Most literature and discourse on domestic violence and abuse focuses on women, but there is a need to be cognisant of the broader population experiencing domestic violence and abuse and the wide-ranging impacts that can affect anybody, whatever their identity or background. Mental health nurses are in a good position to help people who experience domestic violence and abuse but they need to be.
Objectives The aims of this study were to assess the regional differences in domestic violence among pregnant women in the capital district and in the tea plantation sector of Sri Lanka, to explore potential contributory factors and to assess whether healthcare workers addressed domestic violence and disclosure among survivors. Design A cross-sectional study was carried out using interviewer.
Everything NICE has said on identifying, preventing and reducing domestic violence and abuse in an interactive flowchart. More: Guidance. Domestic violence and abuse: multi-agency working: guidance (PH50) Source: National Institute for Health and Care Excellence - NICE - 26 February 2014. This guideline covers planning and delivering multi-agency services for domestic violence and abuse. It.
Family violence occurs in many forms; the most prominent are domestic violence, child abuse, and elder abuse. Family violence affects many persons at some point in their life and constitutes the majority of violent acts in our society. Family violence requires that a relationship exist between the parties before, during and after the incident of the family violence.
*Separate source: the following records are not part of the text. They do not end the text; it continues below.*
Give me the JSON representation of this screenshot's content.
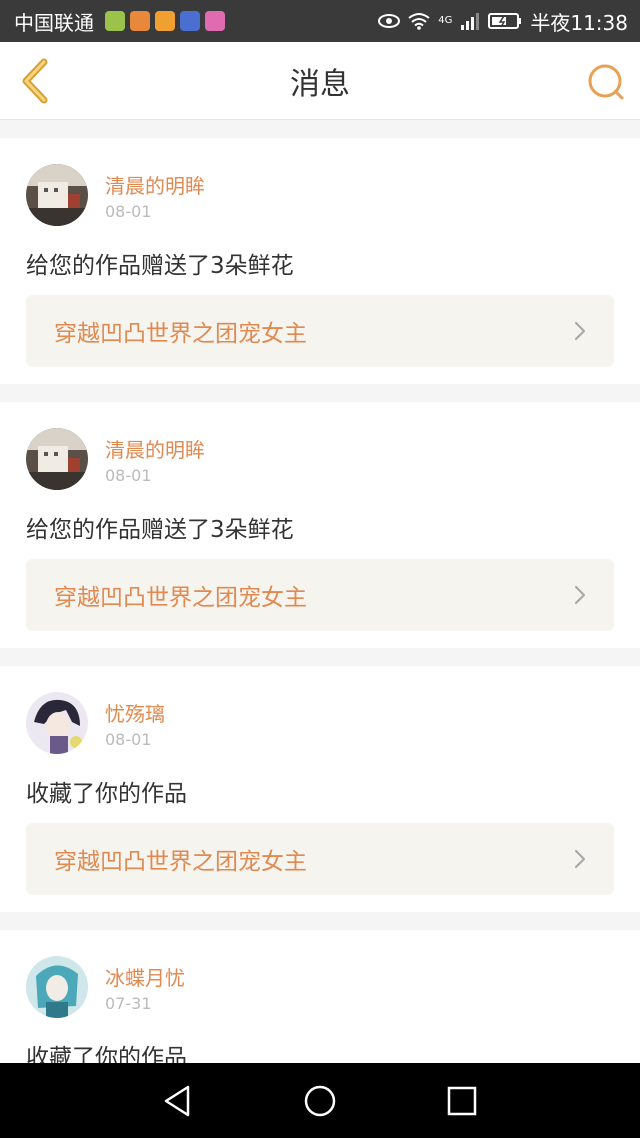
{
  "status_bar": {
    "carrier": "中国联通",
    "network": "4G",
    "time": "半夜11:38",
    "app_icons": [
      {
        "name": "chat-app-icon",
        "color": "#9bc34a"
      },
      {
        "name": "weibo-app-icon",
        "color": "#e8883a"
      },
      {
        "name": "shop-app-icon",
        "color": "#f0a030"
      },
      {
        "name": "uc-app-icon",
        "color": "#4a6fd0"
      },
      {
        "name": "camera-app-icon",
        "color": "#e06bb0"
      }
    ]
  },
  "header": {
    "title": "消息",
    "back_icon": "chevron-left-icon",
    "search_icon": "search-icon",
    "accent_color": "#e8a055"
  },
  "messages": [
    {
      "user": "清晨的明眸",
      "date": "08-01",
      "action": "给您的作品赠送了3朵鲜花",
      "work_title": "穿越凹凸世界之团宠女主"
    },
    {
      "user": "清晨的明眸",
      "date": "08-01",
      "action": "给您的作品赠送了3朵鲜花",
      "work_title": "穿越凹凸世界之团宠女主"
    },
    {
      "user": "忧殇璃",
      "date": "08-01",
      "action": "收藏了你的作品",
      "work_title": "穿越凹凸世界之团宠女主"
    },
    {
      "user": "冰蝶月忧",
      "date": "07-31",
      "action": "收藏了你的作品",
      "work_title": ""
    }
  ],
  "nav_bar": {
    "back": "triangle-back-icon",
    "home": "circle-home-icon",
    "recents": "square-recents-icon"
  }
}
Family violence differs.
Midwives use health promotion models and approaches to enable a common value to be made clear; allowing all team members to work towards the same goal. As a result, effective communication between midwives is more likely, and therefore the quality of health promotion given to women is improved (Bowden 2006). Commonly, Tannahill’s model of health promotion, developed by Downie et al (1996.